Less than 2% of the human genome encodes protein-coding genes. But many trait-specific and disease specific mutations seem to map away from such coding sequences. This paradox is partially resolved by observation that some of the noncoding sequences are involved in regulation of when and where in the developing organism genes are to be turned on and off. One class of such regulatory sequences is called enhancers, since they have a property to greatly enhance gene expression. Genomic DNA in the cells is physically organized in the form of chromatin, which consists of DNA wrapped around histone proteins. Specific combinations of chemical modifications of histones form a basis of epigenetic marking system, which helps to organize the genome into functional domains, some of which are active, while others are silenced.

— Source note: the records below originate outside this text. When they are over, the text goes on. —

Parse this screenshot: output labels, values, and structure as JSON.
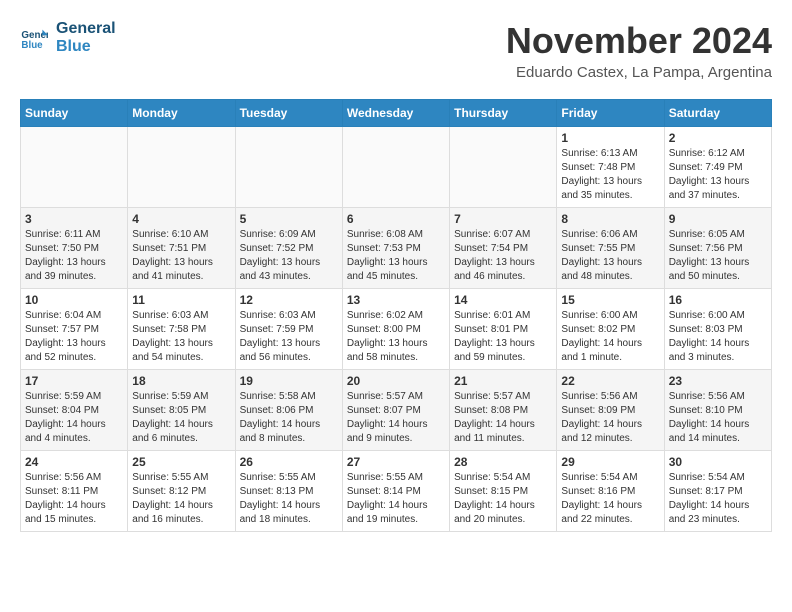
{
  "header": {
    "logo_line1": "General",
    "logo_line2": "Blue",
    "month_title": "November 2024",
    "subtitle": "Eduardo Castex, La Pampa, Argentina"
  },
  "calendar": {
    "days_of_week": [
      "Sunday",
      "Monday",
      "Tuesday",
      "Wednesday",
      "Thursday",
      "Friday",
      "Saturday"
    ],
    "weeks": [
      [
        {
          "day": "",
          "info": ""
        },
        {
          "day": "",
          "info": ""
        },
        {
          "day": "",
          "info": ""
        },
        {
          "day": "",
          "info": ""
        },
        {
          "day": "",
          "info": ""
        },
        {
          "day": "1",
          "info": "Sunrise: 6:13 AM\nSunset: 7:48 PM\nDaylight: 13 hours\nand 35 minutes."
        },
        {
          "day": "2",
          "info": "Sunrise: 6:12 AM\nSunset: 7:49 PM\nDaylight: 13 hours\nand 37 minutes."
        }
      ],
      [
        {
          "day": "3",
          "info": "Sunrise: 6:11 AM\nSunset: 7:50 PM\nDaylight: 13 hours\nand 39 minutes."
        },
        {
          "day": "4",
          "info": "Sunrise: 6:10 AM\nSunset: 7:51 PM\nDaylight: 13 hours\nand 41 minutes."
        },
        {
          "day": "5",
          "info": "Sunrise: 6:09 AM\nSunset: 7:52 PM\nDaylight: 13 hours\nand 43 minutes."
        },
        {
          "day": "6",
          "info": "Sunrise: 6:08 AM\nSunset: 7:53 PM\nDaylight: 13 hours\nand 45 minutes."
        },
        {
          "day": "7",
          "info": "Sunrise: 6:07 AM\nSunset: 7:54 PM\nDaylight: 13 hours\nand 46 minutes."
        },
        {
          "day": "8",
          "info": "Sunrise: 6:06 AM\nSunset: 7:55 PM\nDaylight: 13 hours\nand 48 minutes."
        },
        {
          "day": "9",
          "info": "Sunrise: 6:05 AM\nSunset: 7:56 PM\nDaylight: 13 hours\nand 50 minutes."
        }
      ],
      [
        {
          "day": "10",
          "info": "Sunrise: 6:04 AM\nSunset: 7:57 PM\nDaylight: 13 hours\nand 52 minutes."
        },
        {
          "day": "11",
          "info": "Sunrise: 6:03 AM\nSunset: 7:58 PM\nDaylight: 13 hours\nand 54 minutes."
        },
        {
          "day": "12",
          "info": "Sunrise: 6:03 AM\nSunset: 7:59 PM\nDaylight: 13 hours\nand 56 minutes."
        },
        {
          "day": "13",
          "info": "Sunrise: 6:02 AM\nSunset: 8:00 PM\nDaylight: 13 hours\nand 58 minutes."
        },
        {
          "day": "14",
          "info": "Sunrise: 6:01 AM\nSunset: 8:01 PM\nDaylight: 13 hours\nand 59 minutes."
        },
        {
          "day": "15",
          "info": "Sunrise: 6:00 AM\nSunset: 8:02 PM\nDaylight: 14 hours\nand 1 minute."
        },
        {
          "day": "16",
          "info": "Sunrise: 6:00 AM\nSunset: 8:03 PM\nDaylight: 14 hours\nand 3 minutes."
        }
      ],
      [
        {
          "day": "17",
          "info": "Sunrise: 5:59 AM\nSunset: 8:04 PM\nDaylight: 14 hours\nand 4 minutes."
        },
        {
          "day": "18",
          "info": "Sunrise: 5:59 AM\nSunset: 8:05 PM\nDaylight: 14 hours\nand 6 minutes."
        },
        {
          "day": "19",
          "info": "Sunrise: 5:58 AM\nSunset: 8:06 PM\nDaylight: 14 hours\nand 8 minutes."
        },
        {
          "day": "20",
          "info": "Sunrise: 5:57 AM\nSunset: 8:07 PM\nDaylight: 14 hours\nand 9 minutes."
        },
        {
          "day": "21",
          "info": "Sunrise: 5:57 AM\nSunset: 8:08 PM\nDaylight: 14 hours\nand 11 minutes."
        },
        {
          "day": "22",
          "info": "Sunrise: 5:56 AM\nSunset: 8:09 PM\nDaylight: 14 hours\nand 12 minutes."
        },
        {
          "day": "23",
          "info": "Sunrise: 5:56 AM\nSunset: 8:10 PM\nDaylight: 14 hours\nand 14 minutes."
        }
      ],
      [
        {
          "day": "24",
          "info": "Sunrise: 5:56 AM\nSunset: 8:11 PM\nDaylight: 14 hours\nand 15 minutes."
        },
        {
          "day": "25",
          "info": "Sunrise: 5:55 AM\nSunset: 8:12 PM\nDaylight: 14 hours\nand 16 minutes."
        },
        {
          "day": "26",
          "info": "Sunrise: 5:55 AM\nSunset: 8:13 PM\nDaylight: 14 hours\nand 18 minutes."
        },
        {
          "day": "27",
          "info": "Sunrise: 5:55 AM\nSunset: 8:14 PM\nDaylight: 14 hours\nand 19 minutes."
        },
        {
          "day": "28",
          "info": "Sunrise: 5:54 AM\nSunset: 8:15 PM\nDaylight: 14 hours\nand 20 minutes."
        },
        {
          "day": "29",
          "info": "Sunrise: 5:54 AM\nSunset: 8:16 PM\nDaylight: 14 hours\nand 22 minutes."
        },
        {
          "day": "30",
          "info": "Sunrise: 5:54 AM\nSunset: 8:17 PM\nDaylight: 14 hours\nand 23 minutes."
        }
      ]
    ]
  }
}
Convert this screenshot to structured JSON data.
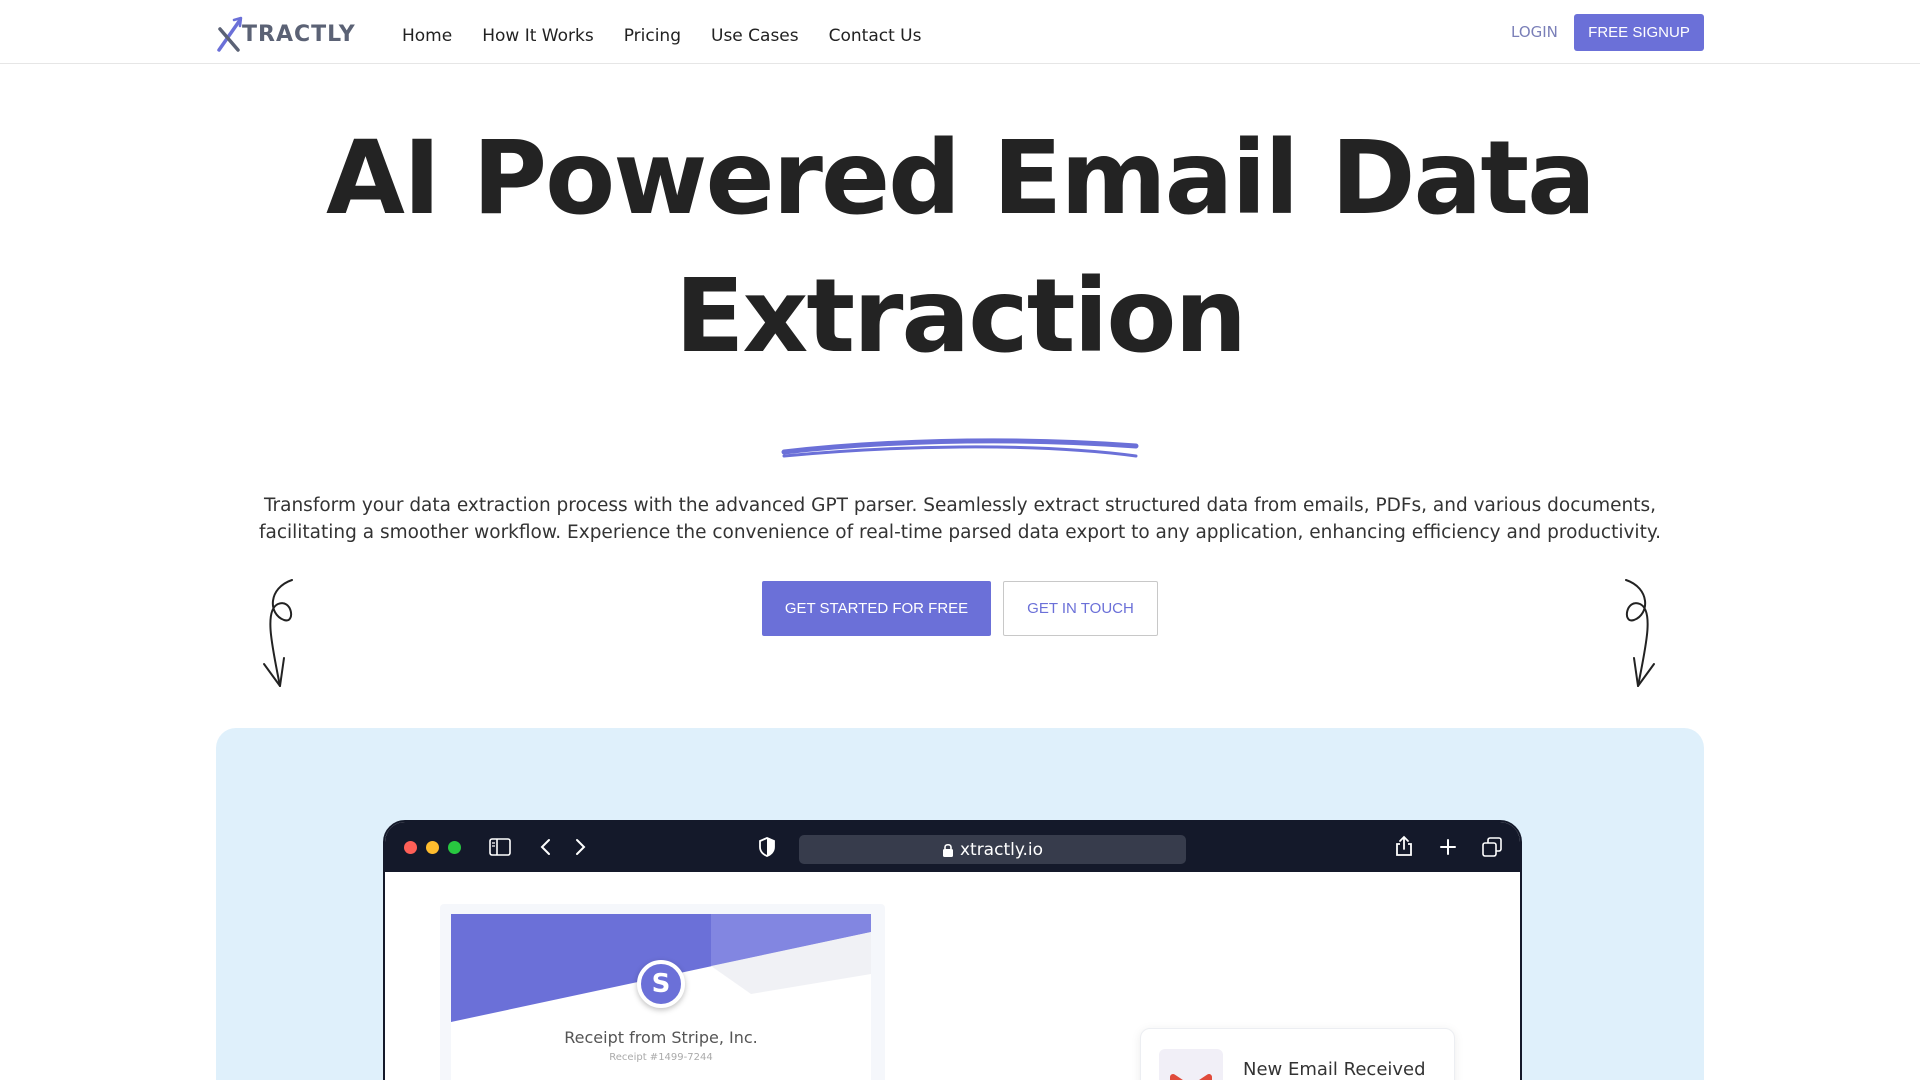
{
  "nav": {
    "logo_text": "TRACTLY",
    "links": [
      "Home",
      "How It Works",
      "Pricing",
      "Use Cases",
      "Contact Us"
    ],
    "login_label": "LOGIN",
    "signup_label": "FREE SIGNUP"
  },
  "hero": {
    "title_line1": "AI Powered Email Data",
    "title_line2": "Extraction",
    "description": "Transform your data extraction process with the advanced GPT parser. Seamlessly extract structured data from emails, PDFs, and various documents, facilitating a smoother workflow. Experience the convenience of real-time parsed data export to any application, enhancing efficiency and productivity.",
    "primary_cta": "GET STARTED FOR FREE",
    "secondary_cta": "GET IN TOUCH"
  },
  "browser": {
    "url": "xtractly.io",
    "icons": [
      "sidebar-icon",
      "back-icon",
      "forward-icon",
      "shield-icon",
      "lock-icon",
      "share-icon",
      "new-tab-icon",
      "tabs-icon"
    ]
  },
  "receipt": {
    "badge_letter": "S",
    "title": "Receipt from Stripe, Inc.",
    "subtitle": "Receipt #1499-7244"
  },
  "email_card": {
    "title": "New Email Received",
    "icon": "gmail-icon"
  },
  "colors": {
    "accent": "#6b70d8",
    "preview_bg": "#dff0fb",
    "browser_bar": "#14192a",
    "text": "#232323"
  }
}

We are studying how enhancer chromatin is dynamically regulated during development. In particular, embryonic stem cells have unique enhancer marking patterns, which dynamically change upon differentiation. In this reporting period we developed a dynamic system in which we can explore mechanisms by which enhancers are turned on and off. Using this system, we investigated changes in specific histone marks and in nucleosomal occupancy, accompanying enhancer activation in response to change in signaling environment.